> [Problem statement]:
This task calls for copying each line below that contains "线性代数应该这样学".

START Entries provided

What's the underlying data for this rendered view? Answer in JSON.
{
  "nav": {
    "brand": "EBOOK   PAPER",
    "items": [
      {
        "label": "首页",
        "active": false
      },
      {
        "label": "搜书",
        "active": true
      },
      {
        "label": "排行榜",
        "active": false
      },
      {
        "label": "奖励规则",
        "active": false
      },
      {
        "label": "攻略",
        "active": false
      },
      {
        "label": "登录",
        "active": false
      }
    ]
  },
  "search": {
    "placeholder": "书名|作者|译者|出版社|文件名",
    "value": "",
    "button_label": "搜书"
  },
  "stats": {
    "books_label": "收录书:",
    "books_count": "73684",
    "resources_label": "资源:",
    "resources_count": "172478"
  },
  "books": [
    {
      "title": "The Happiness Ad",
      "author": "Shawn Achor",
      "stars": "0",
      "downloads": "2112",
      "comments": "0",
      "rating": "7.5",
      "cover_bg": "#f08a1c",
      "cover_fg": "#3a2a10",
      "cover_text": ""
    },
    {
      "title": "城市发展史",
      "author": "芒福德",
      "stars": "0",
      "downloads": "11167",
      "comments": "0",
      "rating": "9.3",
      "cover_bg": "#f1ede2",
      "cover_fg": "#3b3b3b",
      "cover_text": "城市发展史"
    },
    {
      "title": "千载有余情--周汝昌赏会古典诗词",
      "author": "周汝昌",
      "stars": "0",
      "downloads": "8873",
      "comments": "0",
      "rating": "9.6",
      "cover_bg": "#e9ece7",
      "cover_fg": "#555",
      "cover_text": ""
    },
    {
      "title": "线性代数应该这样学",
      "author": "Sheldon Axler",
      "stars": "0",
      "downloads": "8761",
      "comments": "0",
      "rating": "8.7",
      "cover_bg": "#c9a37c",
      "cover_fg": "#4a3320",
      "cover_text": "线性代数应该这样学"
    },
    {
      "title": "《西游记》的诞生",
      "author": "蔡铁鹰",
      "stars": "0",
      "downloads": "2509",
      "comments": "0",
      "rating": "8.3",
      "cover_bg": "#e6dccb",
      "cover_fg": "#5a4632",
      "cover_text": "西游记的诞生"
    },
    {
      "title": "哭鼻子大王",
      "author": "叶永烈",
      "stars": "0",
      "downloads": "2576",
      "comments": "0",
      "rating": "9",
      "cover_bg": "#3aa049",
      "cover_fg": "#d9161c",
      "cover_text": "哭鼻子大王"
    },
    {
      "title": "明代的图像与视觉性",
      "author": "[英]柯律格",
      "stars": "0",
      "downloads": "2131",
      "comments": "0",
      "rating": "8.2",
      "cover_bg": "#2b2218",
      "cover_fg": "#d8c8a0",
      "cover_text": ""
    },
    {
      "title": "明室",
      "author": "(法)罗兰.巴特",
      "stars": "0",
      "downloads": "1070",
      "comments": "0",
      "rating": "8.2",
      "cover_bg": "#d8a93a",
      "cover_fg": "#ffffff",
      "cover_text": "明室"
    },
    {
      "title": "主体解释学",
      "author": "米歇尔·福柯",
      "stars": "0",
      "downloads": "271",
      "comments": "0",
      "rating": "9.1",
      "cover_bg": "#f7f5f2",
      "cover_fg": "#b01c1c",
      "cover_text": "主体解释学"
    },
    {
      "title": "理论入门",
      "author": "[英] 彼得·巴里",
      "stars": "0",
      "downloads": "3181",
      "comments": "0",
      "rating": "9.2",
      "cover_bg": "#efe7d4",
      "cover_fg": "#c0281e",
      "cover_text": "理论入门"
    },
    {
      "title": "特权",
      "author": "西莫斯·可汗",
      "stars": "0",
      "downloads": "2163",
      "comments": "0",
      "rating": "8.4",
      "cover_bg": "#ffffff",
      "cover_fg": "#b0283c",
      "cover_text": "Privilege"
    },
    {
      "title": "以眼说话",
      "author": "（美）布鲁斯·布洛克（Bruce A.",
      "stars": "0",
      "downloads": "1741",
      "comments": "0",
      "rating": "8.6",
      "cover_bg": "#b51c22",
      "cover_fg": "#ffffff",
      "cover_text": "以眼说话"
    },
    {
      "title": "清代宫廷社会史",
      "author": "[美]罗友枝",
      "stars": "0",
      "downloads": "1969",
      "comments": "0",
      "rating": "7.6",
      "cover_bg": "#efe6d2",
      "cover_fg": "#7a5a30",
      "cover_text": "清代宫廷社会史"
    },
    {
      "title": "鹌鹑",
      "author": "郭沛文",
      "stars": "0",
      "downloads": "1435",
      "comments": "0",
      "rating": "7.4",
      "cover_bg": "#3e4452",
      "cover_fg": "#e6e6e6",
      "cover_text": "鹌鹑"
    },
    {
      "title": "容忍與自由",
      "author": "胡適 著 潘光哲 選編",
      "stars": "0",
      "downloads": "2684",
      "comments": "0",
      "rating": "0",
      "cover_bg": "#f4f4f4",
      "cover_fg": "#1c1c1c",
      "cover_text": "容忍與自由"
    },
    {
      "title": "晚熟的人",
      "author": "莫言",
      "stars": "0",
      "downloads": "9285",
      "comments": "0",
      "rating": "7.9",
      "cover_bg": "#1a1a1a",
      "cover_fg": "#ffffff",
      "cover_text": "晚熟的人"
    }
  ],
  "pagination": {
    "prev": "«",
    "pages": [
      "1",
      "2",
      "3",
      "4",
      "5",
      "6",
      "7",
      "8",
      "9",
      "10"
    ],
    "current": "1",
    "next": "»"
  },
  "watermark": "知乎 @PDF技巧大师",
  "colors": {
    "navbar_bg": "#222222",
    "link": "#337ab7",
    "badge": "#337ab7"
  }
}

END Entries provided

> [Written response]:
      "title": "线性代数应该这样学",
      "cover_text": "线性代数应该这样学"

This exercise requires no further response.